3. In a device of the class described composed of a continuous length of wire comprising two diametrically opposed arcuate base portions lying in the same plane and together forming approximately 180 of a circle, an arm raised from the end of each base portion, said arms being normally substantially parallel, each said arm turning back over the plane of said base portions at less than a 90 angle and merging into a side arm which side arms extend a portion of the way back over the plane of said base portions, said side arms being connected by a cross member which lies in a plane parallel to the plane of the base portions and being spaced therefrom a distance equal to not less than approximately one quarter of the diameter of a circle of which said arcaate base portions are segments.

References Cited in the file of this patent or the original patent .UNITED STATES PATENTS

Referenced by
Citing PatentFiling datePublication dateApplicantTitle
US5016773 *May 30, 1990May 21, 1991Lockwood Larry EPaint brush holder
US6820848 *Jun 17, 2003Nov 23, 2004George E. AdamPaint can no-drip clip apparatus
US8701899 *Nov 10, 2011Apr 22, 2014Henry F. PagaOne-piece paint brush holder and paint brush holder assembly
US20120055583 *Sep 8, 2010Mar 8, 2012Schnatter John HSauce Leveler Device

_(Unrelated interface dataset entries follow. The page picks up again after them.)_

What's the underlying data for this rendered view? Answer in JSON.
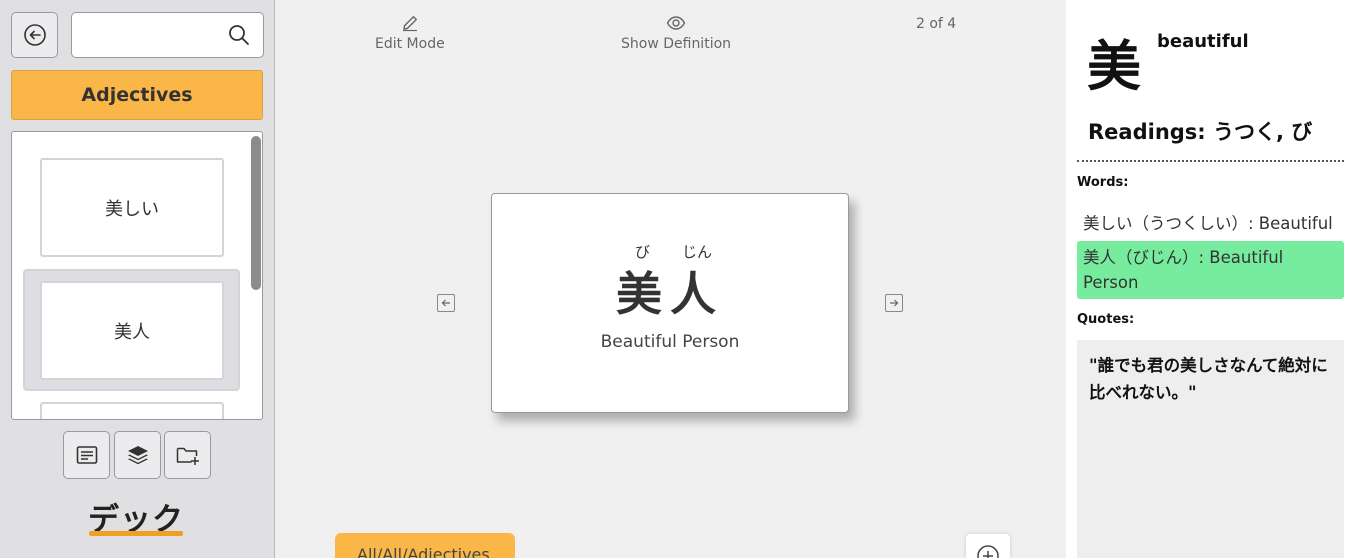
{
  "sidebar": {
    "search": {
      "value": "",
      "placeholder": ""
    },
    "deck_title": "Adjectives",
    "cards": [
      {
        "label": "美しい"
      },
      {
        "label": "美人"
      }
    ],
    "deck_label": "デック"
  },
  "main": {
    "edit_mode_label": "Edit Mode",
    "show_definition_label": "Show Definition",
    "counter": "2 of 4",
    "card": {
      "furigana": [
        "び",
        "じん"
      ],
      "word": "美人",
      "meaning": "Beautiful Person"
    },
    "path_tab": "All/All/Adjectives"
  },
  "panel": {
    "kanji": "美",
    "kanji_meaning": "beautiful",
    "readings": "Readings: うつく, び",
    "words_label": "Words:",
    "words": [
      {
        "text": "美しい（うつくしい）: Beautiful",
        "highlighted": false
      },
      {
        "text": "美人（びじん）: Beautiful Person",
        "highlighted": true
      }
    ],
    "quotes_label": "Quotes:",
    "quote": "\"誰でも君の美しさなんて絶対に比べれない。\""
  },
  "colors": {
    "accent": "#fab646",
    "highlight": "#78ec9e",
    "sidebar_bg": "#e0e0e2"
  },
  "icons": [
    "back-arrow-icon",
    "search-icon",
    "card-text-icon",
    "layers-icon",
    "folder-add-icon",
    "pencil-icon",
    "eye-icon",
    "arrow-left-icon",
    "arrow-right-icon",
    "plus-circle-icon"
  ]
}
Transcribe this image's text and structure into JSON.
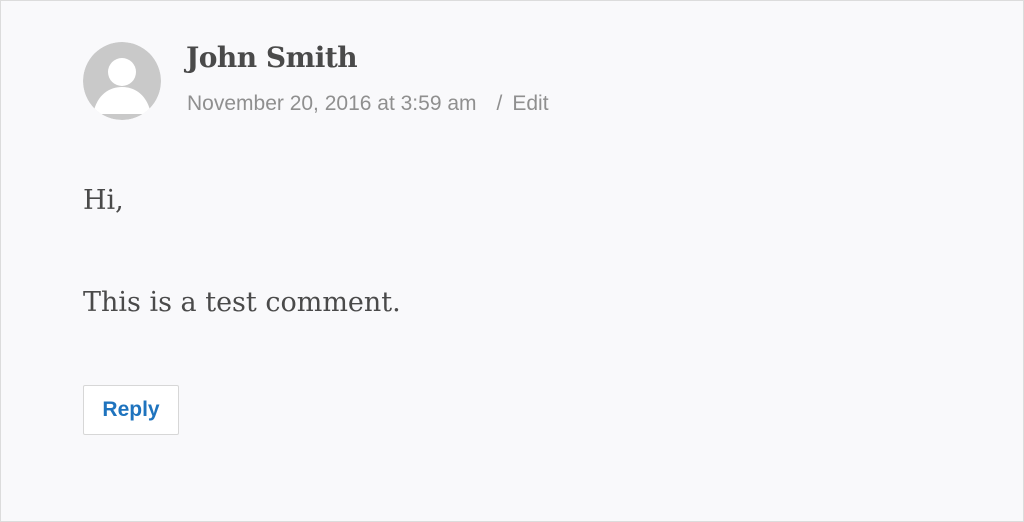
{
  "comment": {
    "avatar_icon": "default-avatar-icon",
    "author": "John Smith",
    "date": "November 20, 2016 at 3:59 am",
    "separator": "/",
    "edit_label": "Edit",
    "body": [
      "Hi,",
      "This is a test comment."
    ],
    "reply_label": "Reply"
  },
  "colors": {
    "background": "#f9f9fb",
    "text": "#4a4a4a",
    "meta": "#8f8f8f",
    "link": "#1e73be",
    "avatar": "#c9c9c9"
  }
}
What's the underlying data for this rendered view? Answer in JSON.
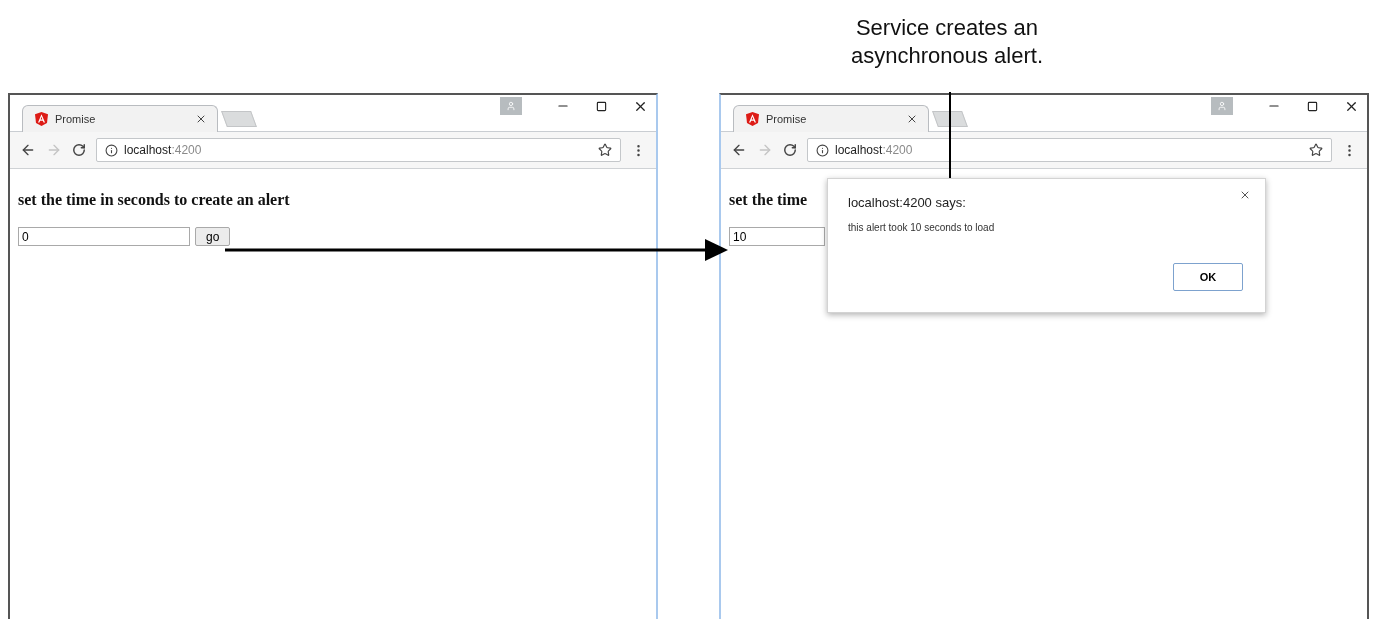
{
  "caption_lines": [
    "Service creates an",
    "asynchronous alert."
  ],
  "browsers": [
    {
      "tab_title": "Promise",
      "back_disabled": false,
      "forward_disabled": true,
      "url_host": "localhost",
      "url_port": ":4200",
      "heading": "set the time in seconds to create an alert",
      "input_value": "0",
      "button": "go"
    },
    {
      "tab_title": "Promise",
      "back_disabled": false,
      "forward_disabled": true,
      "url_host": "localhost",
      "url_port": ":4200",
      "heading": "set the time",
      "input_value": "10"
    }
  ],
  "dialog": {
    "title": "localhost:4200 says:",
    "message": "this alert took 10 seconds to load",
    "button": "OK"
  }
}
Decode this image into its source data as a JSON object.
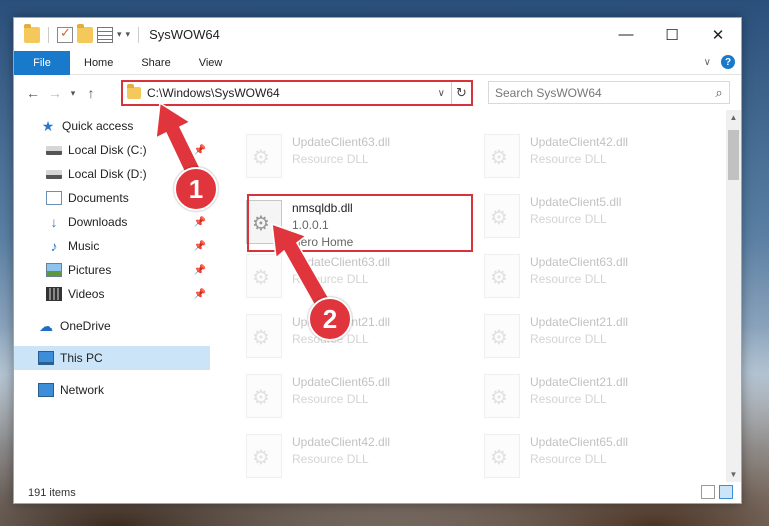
{
  "window": {
    "title": "SysWOW64",
    "controls": {
      "minimize": "—",
      "maximize": "☐",
      "close": "✕"
    }
  },
  "ribbon": {
    "tabs": [
      "File",
      "Home",
      "Share",
      "View"
    ],
    "collapse_icon": "chevron-down-icon",
    "help": "?"
  },
  "navigation": {
    "address_path": "C:\\Windows\\SysWOW64",
    "search_placeholder": "Search SysWOW64"
  },
  "sidebar": {
    "items": [
      {
        "label": "Quick access",
        "icon": "star-icon",
        "pinned": false,
        "indent": 0
      },
      {
        "label": "Local Disk (C:)",
        "icon": "drive-icon",
        "pinned": true,
        "indent": 1
      },
      {
        "label": "Local Disk (D:)",
        "icon": "drive-icon",
        "pinned": false,
        "indent": 1
      },
      {
        "label": "Documents",
        "icon": "documents-icon",
        "pinned": true,
        "indent": 1
      },
      {
        "label": "Downloads",
        "icon": "downloads-icon",
        "pinned": true,
        "indent": 1
      },
      {
        "label": "Music",
        "icon": "music-icon",
        "pinned": true,
        "indent": 1
      },
      {
        "label": "Pictures",
        "icon": "pictures-icon",
        "pinned": true,
        "indent": 1
      },
      {
        "label": "Videos",
        "icon": "videos-icon",
        "pinned": true,
        "indent": 1
      },
      {
        "label": "OneDrive",
        "icon": "onedrive-icon",
        "pinned": false,
        "indent": 0
      },
      {
        "label": "This PC",
        "icon": "this-pc-icon",
        "pinned": false,
        "indent": 0,
        "selected": true
      },
      {
        "label": "Network",
        "icon": "network-icon",
        "pinned": false,
        "indent": 0
      }
    ]
  },
  "files": {
    "highlighted": {
      "name": "nmsqldb.dll",
      "version": "1.0.0.1",
      "company": "Nero Home"
    },
    "left_column": [
      {
        "name": "UpdateClient63.dll",
        "type": "Resource DLL"
      },
      {
        "name": "UpdateClient63.dll",
        "type": "Resource DLL"
      },
      {
        "name": "UpdateClient21.dll",
        "type": "Resource DLL"
      },
      {
        "name": "UpdateClient65.dll",
        "type": "Resource DLL"
      },
      {
        "name": "UpdateClient42.dll",
        "type": "Resource DLL"
      }
    ],
    "right_column": [
      {
        "name": "UpdateClient42.dll",
        "type": "Resource DLL"
      },
      {
        "name": "UpdateClient5.dll",
        "type": "Resource DLL"
      },
      {
        "name": "UpdateClient63.dll",
        "type": "Resource DLL"
      },
      {
        "name": "UpdateClient21.dll",
        "type": "Resource DLL"
      },
      {
        "name": "UpdateClient21.dll",
        "type": "Resource DLL"
      },
      {
        "name": "UpdateClient65.dll",
        "type": "Resource DLL"
      }
    ]
  },
  "status": {
    "item_count": "191 items"
  },
  "annotations": {
    "step1": "1",
    "step2": "2",
    "color": "#e0353d"
  }
}
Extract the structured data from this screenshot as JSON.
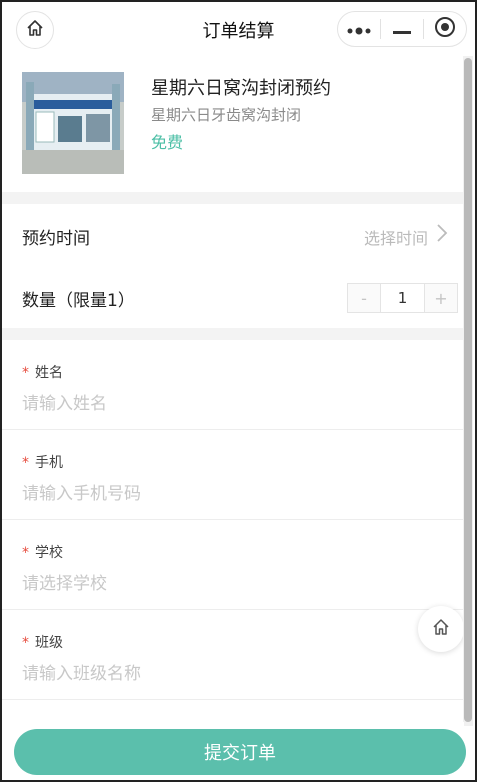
{
  "navbar": {
    "title": "订单结算",
    "home_icon": "home-icon",
    "capsule": {
      "more_icon": "more-dots-icon",
      "minimize_icon": "minimize-icon",
      "close_icon": "target-close-icon"
    }
  },
  "product": {
    "title": "星期六日窝沟封闭预约",
    "subtitle": "星期六日牙齿窝沟封闭",
    "price": "免费",
    "image_desc": "clinic-building-photo"
  },
  "booking": {
    "time_label": "预约时间",
    "time_value": "选择时间",
    "quantity_label": "数量（限量1）",
    "quantity_minus": "-",
    "quantity_value": "1",
    "quantity_plus": "+"
  },
  "form": {
    "fields": [
      {
        "label": "姓名",
        "placeholder": "请输入姓名"
      },
      {
        "label": "手机",
        "placeholder": "请输入手机号码"
      },
      {
        "label": "学校",
        "placeholder": "请选择学校"
      },
      {
        "label": "班级",
        "placeholder": "请输入班级名称"
      }
    ],
    "required_mark": "*"
  },
  "submit_label": "提交订单",
  "colors": {
    "accent": "#5bbfac",
    "price": "#4cbfa6",
    "required": "#e64a3c",
    "placeholder": "#c8c8c8"
  }
}
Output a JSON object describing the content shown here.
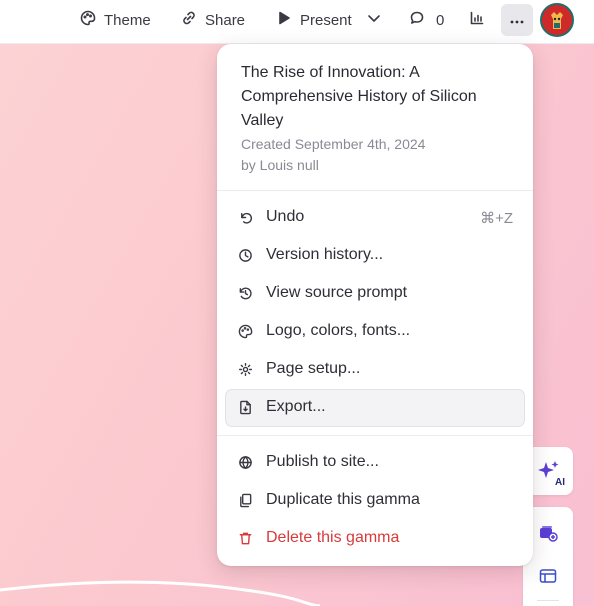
{
  "toolbar": {
    "theme_label": "Theme",
    "share_label": "Share",
    "present_label": "Present",
    "comments_count": "0"
  },
  "menu": {
    "title": "The Rise of Innovation: A Comprehensive History of Silicon Valley",
    "created": "Created September 4th, 2024",
    "author": "by Louis null",
    "items": [
      {
        "label": "Undo",
        "shortcut": "⌘+Z",
        "icon": "undo-icon"
      },
      {
        "label": "Version history...",
        "icon": "clock-icon"
      },
      {
        "label": "View source prompt",
        "icon": "history-icon"
      },
      {
        "label": "Logo, colors, fonts...",
        "icon": "palette-icon"
      },
      {
        "label": "Page setup...",
        "icon": "gear-icon"
      },
      {
        "label": "Export...",
        "icon": "file-export-icon"
      },
      {
        "label": "Publish to site...",
        "icon": "globe-icon"
      },
      {
        "label": "Duplicate this gamma",
        "icon": "duplicate-icon"
      },
      {
        "label": "Delete this gamma",
        "icon": "trash-icon"
      }
    ]
  },
  "side": {
    "ai_label": "AI"
  },
  "colors": {
    "accent_purple": "#5b3fd6",
    "danger": "#d93b3b"
  }
}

US20130119003 *Nov 10, 2011May 16, 2013Henry F. PagaOne-piece paint brush holder and paint brush holder assembly